10 Nov 2006

Fiji court opens Rabuka mutiny case

4:14 pm on 10 November 2006

The trial of the former Fiji prime minister, Sitiveni Rabuka, on two charges of inciting mutiny has begun with the Suva High Court hearing how he aspired to get back into a position of authority after losing power in the 1999 election.

Lead prosecutor Mark Tedeschi QC of Australia told the court Rabuka allegedly attempted to incited Lt Col Viliame Seruvakula to overthrow the military commander, Commodore Bainimarama, on or about the 4th of July and then the 2nd of November in 2000.

Radio Legend quotes Mr Tedeschi as saying the incitement might not have been successful but it was a crime in itself as mutiny is an act where a person tells another to remove a constitutionally appointed authority by threat of force.

He said from 1987 to 1999 Rabuka held very powerful positions and after he lost the prime minister's position in 1999 he was appointed as the chairman of the Great Council of Chiefs.

Mr Tedeschi said Rabuka became fed up of being a second player and after the coup in May 2000 he met the president along with the acting army commander and the commissioner of police.

He then proposed to the president, the late Ratu Sir Kamisese Mara, to appoint him as the army commander but his proposal was declined.

Mr Tedeschi told the court that at another meeting nine days later, Rabuka asked the president to appoint him as the interim prime minister but this request was also declined.
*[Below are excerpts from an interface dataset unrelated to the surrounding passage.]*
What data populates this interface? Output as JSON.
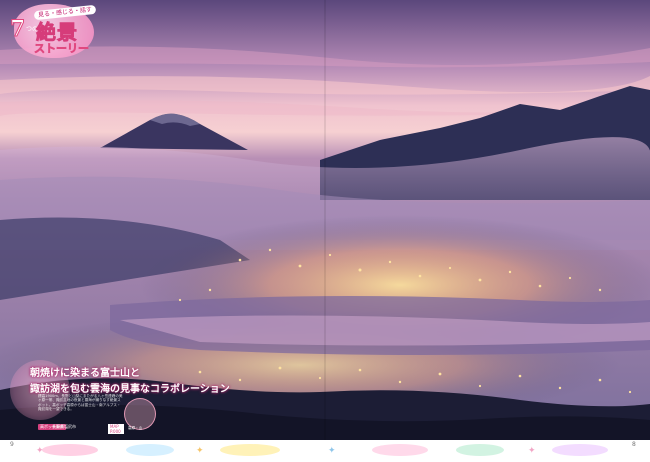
{
  "badge": {
    "kicker": "見る・感じる・話す",
    "number": "7",
    "small": "つの",
    "title": "絶景",
    "subtitle": "ストーリー"
  },
  "caption": {
    "line1": "朝焼けに染まる富士山と",
    "line2": "諏訪湖を包む雲海の見事なコラボレーション"
  },
  "info": {
    "body": "標高1900m、長野と山梨にまたがる八ヶ岳連峰の美ヶ原一帯、諏訪盆地の夜景と雲海が織りなす絶景スポット。高ボッチ高原からは富士山・南アルプス・諏訪湖を一望できる。",
    "tag": "高ボッチ高原",
    "name": "長野県塩尻市",
    "map": "MAP P.000"
  },
  "stamp_label": "高原・山",
  "page_numbers": {
    "left": "9",
    "right": "8"
  },
  "colors": {
    "accent": "#e0487f",
    "sky_top": "#6a4d8a",
    "sky_glow": "#f3c6cf",
    "city_lights": "#ffd27a"
  }
}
Mr Tedeschi said Rabuka then contacted Lt Col Seruvakula on the 4th of July and asked him to remove Commodore Bainimarama from the commander's position.

He said such words coming from a former prime minister and military commander were very serious.

The trial is being heard by Justice Gerard Winter assisted by three assessors.